Elections in Australia don’t have a predictable two year marathon time-line. Instead, the sitting prime minister calls an election and then everyone has 5 weeks to campaign, because on the 5th weekend the voting happens (which is mandatory, but more on that in a bit)
A few weeks ago, when Julia Gillard called an election, it couldn’t have come at a better or worse time for the Australian Youth Climate Coalition. I worked as the Interim Online Director for the AYCC from March-May and during that time we were plagued by uncertainty. When should we hold regional powershifts? What was our election campaign? How could we plan something creative and hard-hitting without being way too early or late? Well, you act on what you know, fake the rest, and charge full steam ahead.
As it turns out, the election was called the weekend after the last Powershift conference. Perfect. It also meant that the organization was at 110% capacity to put on three conferences, and then had to implement a many-part election campaign on top of that. Not so perfect.
What did they do? What any good organization should: they set their sights even higher, raised more money, brought on more staff and volunteers, and set about making it happen. The AYCC has rolled out a full-blown election campaign with stunts, calls to politicians and a TV ad encouraging people to vote. I know a lot of them haven’t slept in weeks, but it’s amazing:

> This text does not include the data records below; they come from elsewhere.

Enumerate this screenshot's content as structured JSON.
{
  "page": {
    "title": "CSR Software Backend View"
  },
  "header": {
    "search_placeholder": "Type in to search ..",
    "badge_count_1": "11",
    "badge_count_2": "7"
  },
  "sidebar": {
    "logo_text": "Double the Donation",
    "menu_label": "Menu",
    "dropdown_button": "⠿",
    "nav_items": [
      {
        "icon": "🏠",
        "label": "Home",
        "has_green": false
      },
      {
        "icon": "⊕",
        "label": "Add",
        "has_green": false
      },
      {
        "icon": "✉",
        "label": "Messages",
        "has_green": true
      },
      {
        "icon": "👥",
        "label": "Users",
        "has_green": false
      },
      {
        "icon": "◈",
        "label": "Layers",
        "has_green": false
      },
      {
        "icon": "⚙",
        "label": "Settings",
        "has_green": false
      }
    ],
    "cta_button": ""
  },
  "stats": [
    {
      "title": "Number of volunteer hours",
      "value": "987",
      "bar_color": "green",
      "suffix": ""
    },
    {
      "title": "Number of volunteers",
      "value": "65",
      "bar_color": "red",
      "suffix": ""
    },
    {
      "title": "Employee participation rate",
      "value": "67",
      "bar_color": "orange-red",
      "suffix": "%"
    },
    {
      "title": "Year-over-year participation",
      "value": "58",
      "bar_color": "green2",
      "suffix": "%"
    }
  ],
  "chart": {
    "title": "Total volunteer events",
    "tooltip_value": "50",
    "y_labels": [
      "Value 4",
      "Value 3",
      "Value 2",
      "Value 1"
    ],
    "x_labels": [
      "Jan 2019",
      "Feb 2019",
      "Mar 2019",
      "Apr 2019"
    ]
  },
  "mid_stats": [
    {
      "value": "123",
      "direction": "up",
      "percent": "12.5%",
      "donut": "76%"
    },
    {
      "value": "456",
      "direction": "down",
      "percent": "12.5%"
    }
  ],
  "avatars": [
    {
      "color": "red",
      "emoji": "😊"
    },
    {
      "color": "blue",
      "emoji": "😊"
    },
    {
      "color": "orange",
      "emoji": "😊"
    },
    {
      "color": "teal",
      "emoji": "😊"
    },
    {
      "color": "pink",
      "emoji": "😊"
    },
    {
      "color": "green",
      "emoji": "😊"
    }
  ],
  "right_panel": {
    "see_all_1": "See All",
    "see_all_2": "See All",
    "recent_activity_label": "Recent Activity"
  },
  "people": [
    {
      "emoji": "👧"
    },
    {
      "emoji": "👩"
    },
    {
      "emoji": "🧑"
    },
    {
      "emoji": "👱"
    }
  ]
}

How did this all come about? It started with picking the dates for three regional Powershift conferences to energize youth in key areas of the country and train them up to run amazing election efforts. The three medium-sized cities had some AYCC volunteers, but having Powershifts there put them into high gear. Here’s a recap from Adeliade leader Joel Dignam:
July 30th was the last day of my life before Power Shift 2010 Adelaide.

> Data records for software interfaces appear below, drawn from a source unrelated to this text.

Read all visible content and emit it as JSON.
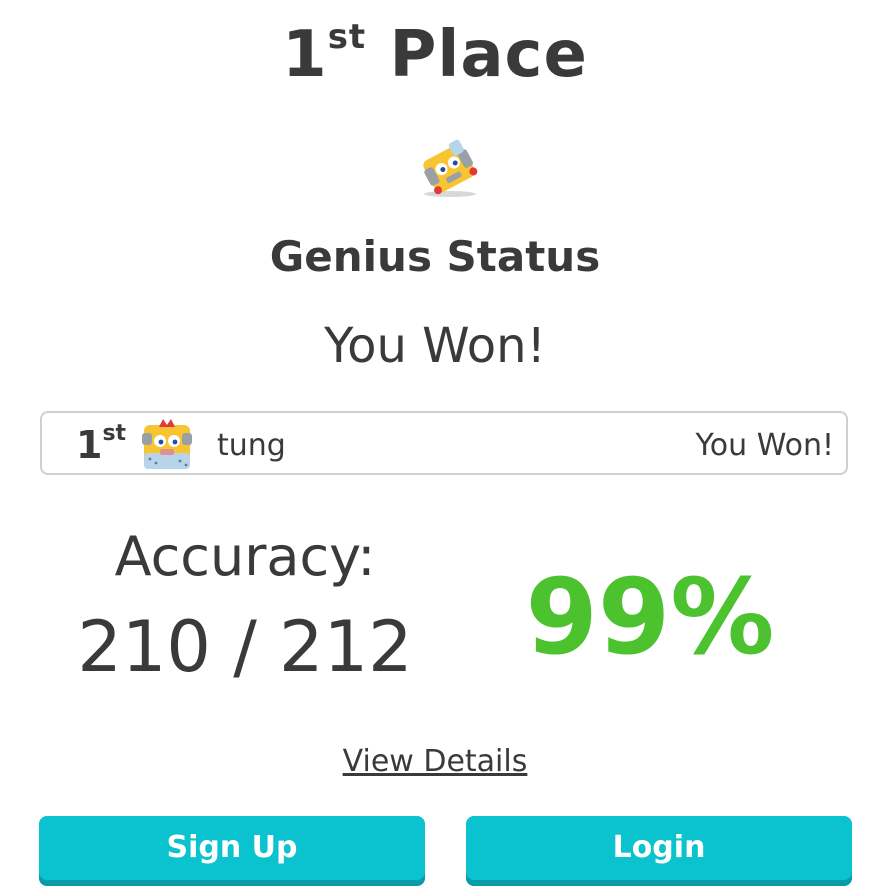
{
  "header": {
    "place_number": "1",
    "place_suffix": "st",
    "place_word": "Place"
  },
  "hero_blook_icon": "yellow-blook-robot-icon",
  "status_label": "Genius Status",
  "result_text": "You Won!",
  "leaderboard": {
    "rows": [
      {
        "place_number": "1",
        "place_suffix": "st",
        "avatar_icon": "yellow-blook-crown-icon",
        "name": "tung",
        "result": "You Won!"
      }
    ]
  },
  "accuracy": {
    "label": "Accuracy:",
    "fraction": "210 / 212",
    "percent": "99%"
  },
  "links": {
    "view_details": "View Details"
  },
  "buttons": {
    "signup": "Sign Up",
    "login": "Login"
  },
  "colors": {
    "accent_green": "#4bc22e",
    "button_teal": "#0bc2cf",
    "text_dark": "#3a3a3a"
  }
}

In bed that night, I thought back to June 2nd – barely 8 weeks earlier, when Adelaide had hosted a ‘Power Shift Strategy Session’. Attended by almost 20 eager volunteers, the session began a recruitment journey during which every member of the group would challenge themselves, connect with others, and spread a simple message: that Power Shift will give us the tools to build a generation-wide movement to solve the climate crisis.

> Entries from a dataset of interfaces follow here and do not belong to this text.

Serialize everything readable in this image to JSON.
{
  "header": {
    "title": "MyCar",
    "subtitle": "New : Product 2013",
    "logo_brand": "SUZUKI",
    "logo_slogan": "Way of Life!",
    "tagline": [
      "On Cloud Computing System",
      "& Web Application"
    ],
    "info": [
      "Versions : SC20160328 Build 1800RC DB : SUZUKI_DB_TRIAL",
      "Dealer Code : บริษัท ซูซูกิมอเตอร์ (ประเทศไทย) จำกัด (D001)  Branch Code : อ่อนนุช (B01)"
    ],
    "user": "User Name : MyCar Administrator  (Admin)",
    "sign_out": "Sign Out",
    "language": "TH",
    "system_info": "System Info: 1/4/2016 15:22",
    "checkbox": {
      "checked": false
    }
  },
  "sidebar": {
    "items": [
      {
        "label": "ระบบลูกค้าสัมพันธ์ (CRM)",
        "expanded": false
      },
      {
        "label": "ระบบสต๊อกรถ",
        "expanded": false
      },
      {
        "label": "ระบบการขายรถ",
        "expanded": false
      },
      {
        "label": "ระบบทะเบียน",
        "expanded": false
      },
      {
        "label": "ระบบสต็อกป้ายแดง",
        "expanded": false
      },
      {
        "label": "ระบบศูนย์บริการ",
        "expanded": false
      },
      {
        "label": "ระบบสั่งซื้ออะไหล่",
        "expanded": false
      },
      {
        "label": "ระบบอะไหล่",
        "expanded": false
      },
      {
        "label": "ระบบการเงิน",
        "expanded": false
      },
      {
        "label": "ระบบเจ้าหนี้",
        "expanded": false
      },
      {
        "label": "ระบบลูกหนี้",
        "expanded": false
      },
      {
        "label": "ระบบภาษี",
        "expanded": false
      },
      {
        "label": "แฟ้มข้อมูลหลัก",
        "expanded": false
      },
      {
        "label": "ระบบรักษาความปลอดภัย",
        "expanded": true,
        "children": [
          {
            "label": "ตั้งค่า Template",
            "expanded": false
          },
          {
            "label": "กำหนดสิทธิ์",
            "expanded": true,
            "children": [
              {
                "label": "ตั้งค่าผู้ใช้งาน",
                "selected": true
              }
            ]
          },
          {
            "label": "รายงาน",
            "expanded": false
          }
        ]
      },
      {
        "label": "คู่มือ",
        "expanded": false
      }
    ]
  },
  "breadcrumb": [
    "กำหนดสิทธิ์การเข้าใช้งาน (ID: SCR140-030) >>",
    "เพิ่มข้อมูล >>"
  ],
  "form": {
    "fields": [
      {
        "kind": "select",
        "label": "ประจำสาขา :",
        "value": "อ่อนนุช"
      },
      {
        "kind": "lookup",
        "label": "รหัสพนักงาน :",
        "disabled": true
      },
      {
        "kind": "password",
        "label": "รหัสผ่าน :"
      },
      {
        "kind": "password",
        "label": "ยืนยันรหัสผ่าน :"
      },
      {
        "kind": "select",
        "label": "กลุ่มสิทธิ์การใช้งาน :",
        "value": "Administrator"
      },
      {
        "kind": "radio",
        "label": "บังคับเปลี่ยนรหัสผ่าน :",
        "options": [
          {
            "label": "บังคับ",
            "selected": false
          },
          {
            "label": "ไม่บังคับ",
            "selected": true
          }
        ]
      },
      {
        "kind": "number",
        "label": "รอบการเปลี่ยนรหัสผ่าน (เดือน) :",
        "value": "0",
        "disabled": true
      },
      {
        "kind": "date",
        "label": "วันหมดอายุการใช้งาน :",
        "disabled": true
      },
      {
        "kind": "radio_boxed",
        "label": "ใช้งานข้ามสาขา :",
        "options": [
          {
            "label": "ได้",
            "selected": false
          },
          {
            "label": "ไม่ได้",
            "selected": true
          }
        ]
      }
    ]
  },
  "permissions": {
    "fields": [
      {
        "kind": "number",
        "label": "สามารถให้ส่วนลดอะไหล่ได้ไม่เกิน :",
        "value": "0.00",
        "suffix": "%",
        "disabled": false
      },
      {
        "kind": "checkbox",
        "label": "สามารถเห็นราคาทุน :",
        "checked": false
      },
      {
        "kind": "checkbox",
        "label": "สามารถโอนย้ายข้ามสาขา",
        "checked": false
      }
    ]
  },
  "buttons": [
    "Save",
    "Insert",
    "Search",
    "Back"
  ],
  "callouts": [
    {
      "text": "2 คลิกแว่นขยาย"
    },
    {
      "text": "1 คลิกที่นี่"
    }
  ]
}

Powershift Adelaide (seen here) finished last weekend. Powershift Canberra is concluding as I write this, and Powershift Geelong will start next weekend. And the next weekend is the election.
In a flurry of activity after the election was called, media stunts were organized, a TV ad was produced (above) and the Power Vote campaign was assembled. It consists of a scorecard ranking the three major parties on how they stand on climate change solutions, and an automated call service. People who join the campaign tell the system their name and zip code, and it then automatically dials their politicians office to inform the politician that “Ellen Sandell” of Melbourne is voting for climate champions. After all, enough politicians authorize robo-calls to voters, it seems appropriate that they get inundated with an equal number of reminders of what voters are thinking about.
The score card, the ads, the massive number of phone calls, the energized Powershift volunteers and the savvyness of the organization have been turning heads. Climate change is a top issue for Australian voters, and the combination of a viable third-party option, a country already feeling the effects of changing climates and the best renewable energy potential of any continent mean things are ripe for a change. Unfortunately, the two major political parties response has been to circle the wagons and reach an even more absurd consensus of inaction. On August 21st, the day of the election, we’ll see if the AYCC and their allies can shift that dynamic. If their luck holds and they keep taking the opportunities they have, I think we’ll see a youth climate movement emerge as a significant political force.
Another recent development gives the Australian youth a big leg up. Voting is mandatory in Australia – it’s a crime not to vote in a federal election. Unfortunately, voters need to have their registration updated to their current address in order to vote. This means that over 1/3rd of young people are not enrolled to vote and suffer no consequences from ‘breaking the law’ and not voting.
The previous conservative government created a policy that the last chance to update voting enrollment was 5 weeks before the election – the end of the day that the election was ‘called’. Just last week, GetUp.org.au, another progressive campaigning organization in Australia, won a major court battle challenging the legality of the enrollment policy. This means that 100,000 young voters can now vote who were previously prevented from doing so. Score!
Will it be enough to break the deadlock? Perhaps, but there’s nothing like a good media narrative to really turn up the heat on a tight issue, and creative stunts, at their best, are the perfect tool to do that. That’s why I was thrilled to see the ‘elephant in the room’ quite literally, burst into the room last week to demand why the two major parties weren’t talking about climate change solutions. The media loved it. Keep up the great work AYCC, folks in the US are watching and hopefully taking notes.